◆ Aim of the task
The entries below are to be copied exactly, with every picture left out.

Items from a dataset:
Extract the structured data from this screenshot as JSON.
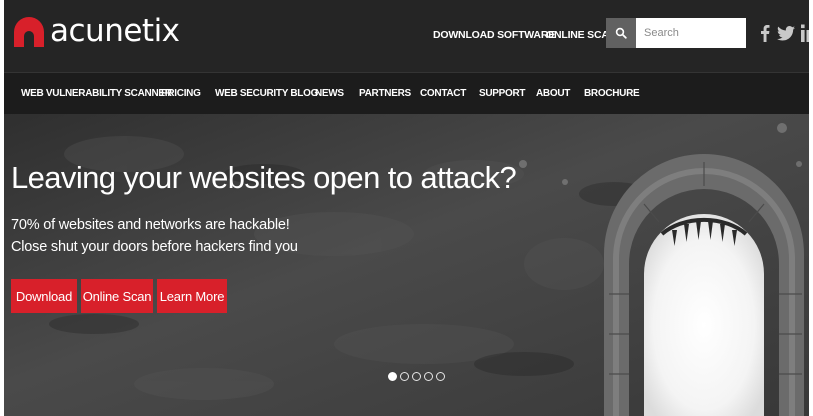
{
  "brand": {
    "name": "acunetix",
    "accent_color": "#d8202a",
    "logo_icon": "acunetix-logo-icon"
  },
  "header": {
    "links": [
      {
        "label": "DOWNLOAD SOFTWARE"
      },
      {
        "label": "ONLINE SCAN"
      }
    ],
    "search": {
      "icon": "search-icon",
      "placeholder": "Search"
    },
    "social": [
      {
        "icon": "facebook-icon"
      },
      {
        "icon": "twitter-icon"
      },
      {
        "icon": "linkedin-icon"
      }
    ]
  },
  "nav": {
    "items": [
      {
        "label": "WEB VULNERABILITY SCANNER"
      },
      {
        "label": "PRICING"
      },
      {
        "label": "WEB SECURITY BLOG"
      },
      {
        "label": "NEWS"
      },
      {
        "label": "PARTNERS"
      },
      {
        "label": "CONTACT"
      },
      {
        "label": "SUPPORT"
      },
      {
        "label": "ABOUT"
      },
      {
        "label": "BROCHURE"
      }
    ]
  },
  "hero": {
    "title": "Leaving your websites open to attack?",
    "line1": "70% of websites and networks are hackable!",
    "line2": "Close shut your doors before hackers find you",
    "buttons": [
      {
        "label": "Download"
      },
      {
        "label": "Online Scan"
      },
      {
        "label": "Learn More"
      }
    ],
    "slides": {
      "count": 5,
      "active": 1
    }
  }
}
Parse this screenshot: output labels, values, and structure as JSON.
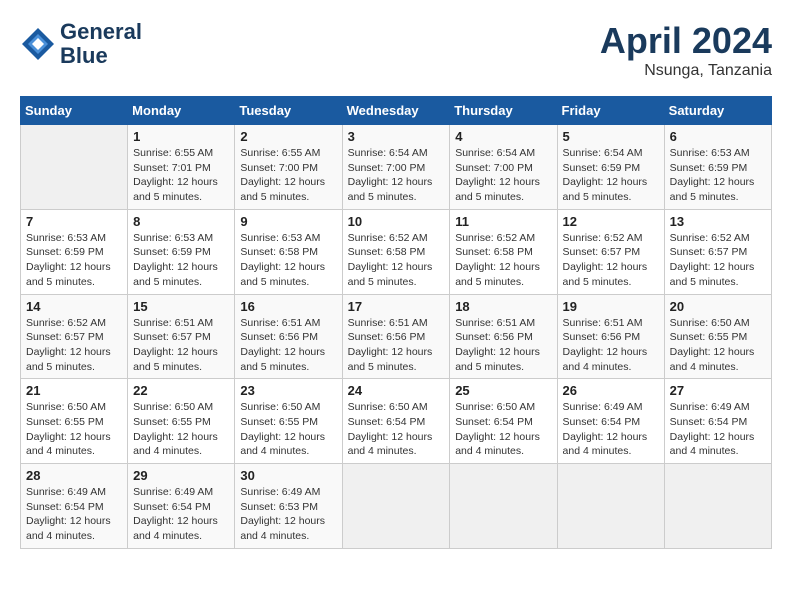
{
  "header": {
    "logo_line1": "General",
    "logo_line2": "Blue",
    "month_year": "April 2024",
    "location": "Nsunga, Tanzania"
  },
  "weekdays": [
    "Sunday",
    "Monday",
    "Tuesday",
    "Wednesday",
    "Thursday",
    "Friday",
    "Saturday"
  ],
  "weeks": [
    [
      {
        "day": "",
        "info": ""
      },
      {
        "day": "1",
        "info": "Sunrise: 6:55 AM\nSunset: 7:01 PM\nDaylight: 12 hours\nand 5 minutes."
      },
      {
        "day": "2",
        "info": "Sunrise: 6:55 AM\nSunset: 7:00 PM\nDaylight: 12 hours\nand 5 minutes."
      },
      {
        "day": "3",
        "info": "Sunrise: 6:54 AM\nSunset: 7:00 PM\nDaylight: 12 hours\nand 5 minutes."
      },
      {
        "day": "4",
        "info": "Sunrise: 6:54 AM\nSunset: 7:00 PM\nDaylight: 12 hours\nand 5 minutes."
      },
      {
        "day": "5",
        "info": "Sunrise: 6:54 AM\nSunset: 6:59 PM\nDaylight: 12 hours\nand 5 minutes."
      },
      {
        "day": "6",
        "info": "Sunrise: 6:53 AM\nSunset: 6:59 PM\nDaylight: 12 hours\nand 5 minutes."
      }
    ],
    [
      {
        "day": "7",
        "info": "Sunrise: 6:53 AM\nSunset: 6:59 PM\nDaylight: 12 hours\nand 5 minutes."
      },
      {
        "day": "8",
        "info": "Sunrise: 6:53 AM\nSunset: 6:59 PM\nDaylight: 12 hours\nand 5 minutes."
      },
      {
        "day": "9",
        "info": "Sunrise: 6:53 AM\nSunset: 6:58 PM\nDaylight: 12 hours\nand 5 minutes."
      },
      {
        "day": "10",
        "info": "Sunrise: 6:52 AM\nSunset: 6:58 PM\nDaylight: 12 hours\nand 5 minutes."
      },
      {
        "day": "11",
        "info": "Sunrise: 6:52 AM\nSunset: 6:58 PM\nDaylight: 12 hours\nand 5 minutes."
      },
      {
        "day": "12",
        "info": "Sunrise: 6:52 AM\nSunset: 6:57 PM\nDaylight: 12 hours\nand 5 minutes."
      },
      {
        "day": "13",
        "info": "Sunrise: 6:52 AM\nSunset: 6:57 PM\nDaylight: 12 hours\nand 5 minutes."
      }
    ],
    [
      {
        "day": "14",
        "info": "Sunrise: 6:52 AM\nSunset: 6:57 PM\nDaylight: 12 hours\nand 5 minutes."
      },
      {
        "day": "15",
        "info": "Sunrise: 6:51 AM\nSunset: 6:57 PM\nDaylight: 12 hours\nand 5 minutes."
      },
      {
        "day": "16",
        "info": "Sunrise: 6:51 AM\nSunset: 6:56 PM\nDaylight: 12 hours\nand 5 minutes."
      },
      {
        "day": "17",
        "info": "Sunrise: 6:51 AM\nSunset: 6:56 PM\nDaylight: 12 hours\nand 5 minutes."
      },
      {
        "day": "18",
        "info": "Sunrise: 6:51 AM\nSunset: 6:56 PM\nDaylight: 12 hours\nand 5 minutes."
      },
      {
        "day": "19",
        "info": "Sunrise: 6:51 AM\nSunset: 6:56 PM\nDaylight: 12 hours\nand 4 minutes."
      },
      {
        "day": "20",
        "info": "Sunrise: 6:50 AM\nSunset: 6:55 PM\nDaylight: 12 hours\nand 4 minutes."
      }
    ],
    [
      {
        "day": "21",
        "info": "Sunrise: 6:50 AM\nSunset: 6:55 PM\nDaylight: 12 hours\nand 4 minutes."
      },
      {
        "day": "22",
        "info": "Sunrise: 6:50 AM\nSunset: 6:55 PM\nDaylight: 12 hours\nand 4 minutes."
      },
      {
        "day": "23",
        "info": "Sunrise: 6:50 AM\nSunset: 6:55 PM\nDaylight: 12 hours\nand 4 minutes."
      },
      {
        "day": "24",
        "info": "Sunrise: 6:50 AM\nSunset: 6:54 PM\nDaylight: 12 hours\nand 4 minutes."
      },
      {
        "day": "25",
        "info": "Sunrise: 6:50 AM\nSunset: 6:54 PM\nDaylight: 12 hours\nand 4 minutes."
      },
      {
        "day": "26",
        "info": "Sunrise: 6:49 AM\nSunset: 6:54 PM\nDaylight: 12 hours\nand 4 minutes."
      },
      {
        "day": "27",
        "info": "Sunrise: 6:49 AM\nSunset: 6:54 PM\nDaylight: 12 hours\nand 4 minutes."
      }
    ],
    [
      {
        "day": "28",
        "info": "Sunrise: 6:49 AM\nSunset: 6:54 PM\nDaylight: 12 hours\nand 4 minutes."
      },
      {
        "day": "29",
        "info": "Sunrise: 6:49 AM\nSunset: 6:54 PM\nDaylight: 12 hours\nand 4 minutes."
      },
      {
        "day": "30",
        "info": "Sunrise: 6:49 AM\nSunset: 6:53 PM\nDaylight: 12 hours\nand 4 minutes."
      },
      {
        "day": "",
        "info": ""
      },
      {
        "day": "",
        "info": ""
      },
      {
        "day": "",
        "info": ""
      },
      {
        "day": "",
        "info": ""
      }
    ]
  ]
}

◆ Reply
Extract the structured data from this screenshot as JSON.
{
  "brand": {
    "name": "acunetix",
    "accent_color": "#d8202a",
    "logo_icon": "acunetix-logo-icon"
  },
  "header": {
    "links": [
      {
        "label": "DOWNLOAD SOFTWARE"
      },
      {
        "label": "ONLINE SCAN"
      }
    ],
    "search": {
      "icon": "search-icon",
      "placeholder": "Search"
    },
    "social": [
      {
        "icon": "facebook-icon"
      },
      {
        "icon": "twitter-icon"
      },
      {
        "icon": "linkedin-icon"
      }
    ]
  },
  "nav": {
    "items": [
      {
        "label": "WEB VULNERABILITY SCANNER"
      },
      {
        "label": "PRICING"
      },
      {
        "label": "WEB SECURITY BLOG"
      },
      {
        "label": "NEWS"
      },
      {
        "label": "PARTNERS"
      },
      {
        "label": "CONTACT"
      },
      {
        "label": "SUPPORT"
      },
      {
        "label": "ABOUT"
      },
      {
        "label": "BROCHURE"
      }
    ]
  },
  "hero": {
    "title": "Leaving your websites open to attack?",
    "line1": "70% of websites and networks are hackable!",
    "line2": "Close shut your doors before hackers find you",
    "buttons": [
      {
        "label": "Download"
      },
      {
        "label": "Online Scan"
      },
      {
        "label": "Learn More"
      }
    ],
    "slides": {
      "count": 5,
      "active": 1
    }
  }
}
Parse this screenshot: output labels, values, and structure as JSON.
{
  "header": {
    "logo_line1": "General",
    "logo_line2": "Blue",
    "month_year": "April 2024",
    "location": "Nsunga, Tanzania"
  },
  "weekdays": [
    "Sunday",
    "Monday",
    "Tuesday",
    "Wednesday",
    "Thursday",
    "Friday",
    "Saturday"
  ],
  "weeks": [
    [
      {
        "day": "",
        "info": ""
      },
      {
        "day": "1",
        "info": "Sunrise: 6:55 AM\nSunset: 7:01 PM\nDaylight: 12 hours\nand 5 minutes."
      },
      {
        "day": "2",
        "info": "Sunrise: 6:55 AM\nSunset: 7:00 PM\nDaylight: 12 hours\nand 5 minutes."
      },
      {
        "day": "3",
        "info": "Sunrise: 6:54 AM\nSunset: 7:00 PM\nDaylight: 12 hours\nand 5 minutes."
      },
      {
        "day": "4",
        "info": "Sunrise: 6:54 AM\nSunset: 7:00 PM\nDaylight: 12 hours\nand 5 minutes."
      },
      {
        "day": "5",
        "info": "Sunrise: 6:54 AM\nSunset: 6:59 PM\nDaylight: 12 hours\nand 5 minutes."
      },
      {
        "day": "6",
        "info": "Sunrise: 6:53 AM\nSunset: 6:59 PM\nDaylight: 12 hours\nand 5 minutes."
      }
    ],
    [
      {
        "day": "7",
        "info": "Sunrise: 6:53 AM\nSunset: 6:59 PM\nDaylight: 12 hours\nand 5 minutes."
      },
      {
        "day": "8",
        "info": "Sunrise: 6:53 AM\nSunset: 6:59 PM\nDaylight: 12 hours\nand 5 minutes."
      },
      {
        "day": "9",
        "info": "Sunrise: 6:53 AM\nSunset: 6:58 PM\nDaylight: 12 hours\nand 5 minutes."
      },
      {
        "day": "10",
        "info": "Sunrise: 6:52 AM\nSunset: 6:58 PM\nDaylight: 12 hours\nand 5 minutes."
      },
      {
        "day": "11",
        "info": "Sunrise: 6:52 AM\nSunset: 6:58 PM\nDaylight: 12 hours\nand 5 minutes."
      },
      {
        "day": "12",
        "info": "Sunrise: 6:52 AM\nSunset: 6:57 PM\nDaylight: 12 hours\nand 5 minutes."
      },
      {
        "day": "13",
        "info": "Sunrise: 6:52 AM\nSunset: 6:57 PM\nDaylight: 12 hours\nand 5 minutes."
      }
    ],
    [
      {
        "day": "14",
        "info": "Sunrise: 6:52 AM\nSunset: 6:57 PM\nDaylight: 12 hours\nand 5 minutes."
      },
      {
        "day": "15",
        "info": "Sunrise: 6:51 AM\nSunset: 6:57 PM\nDaylight: 12 hours\nand 5 minutes."
      },
      {
        "day": "16",
        "info": "Sunrise: 6:51 AM\nSunset: 6:56 PM\nDaylight: 12 hours\nand 5 minutes."
      },
      {
        "day": "17",
        "info": "Sunrise: 6:51 AM\nSunset: 6:56 PM\nDaylight: 12 hours\nand 5 minutes."
      },
      {
        "day": "18",
        "info": "Sunrise: 6:51 AM\nSunset: 6:56 PM\nDaylight: 12 hours\nand 5 minutes."
      },
      {
        "day": "19",
        "info": "Sunrise: 6:51 AM\nSunset: 6:56 PM\nDaylight: 12 hours\nand 4 minutes."
      },
      {
        "day": "20",
        "info": "Sunrise: 6:50 AM\nSunset: 6:55 PM\nDaylight: 12 hours\nand 4 minutes."
      }
    ],
    [
      {
        "day": "21",
        "info": "Sunrise: 6:50 AM\nSunset: 6:55 PM\nDaylight: 12 hours\nand 4 minutes."
      },
      {
        "day": "22",
        "info": "Sunrise: 6:50 AM\nSunset: 6:55 PM\nDaylight: 12 hours\nand 4 minutes."
      },
      {
        "day": "23",
        "info": "Sunrise: 6:50 AM\nSunset: 6:55 PM\nDaylight: 12 hours\nand 4 minutes."
      },
      {
        "day": "24",
        "info": "Sunrise: 6:50 AM\nSunset: 6:54 PM\nDaylight: 12 hours\nand 4 minutes."
      },
      {
        "day": "25",
        "info": "Sunrise: 6:50 AM\nSunset: 6:54 PM\nDaylight: 12 hours\nand 4 minutes."
      },
      {
        "day": "26",
        "info": "Sunrise: 6:49 AM\nSunset: 6:54 PM\nDaylight: 12 hours\nand 4 minutes."
      },
      {
        "day": "27",
        "info": "Sunrise: 6:49 AM\nSunset: 6:54 PM\nDaylight: 12 hours\nand 4 minutes."
      }
    ],
    [
      {
        "day": "28",
        "info": "Sunrise: 6:49 AM\nSunset: 6:54 PM\nDaylight: 12 hours\nand 4 minutes."
      },
      {
        "day": "29",
        "info": "Sunrise: 6:49 AM\nSunset: 6:54 PM\nDaylight: 12 hours\nand 4 minutes."
      },
      {
        "day": "30",
        "info": "Sunrise: 6:49 AM\nSunset: 6:53 PM\nDaylight: 12 hours\nand 4 minutes."
      },
      {
        "day": "",
        "info": ""
      },
      {
        "day": "",
        "info": ""
      },
      {
        "day": "",
        "info": ""
      },
      {
        "day": "",
        "info": ""
      }
    ]
  ]
}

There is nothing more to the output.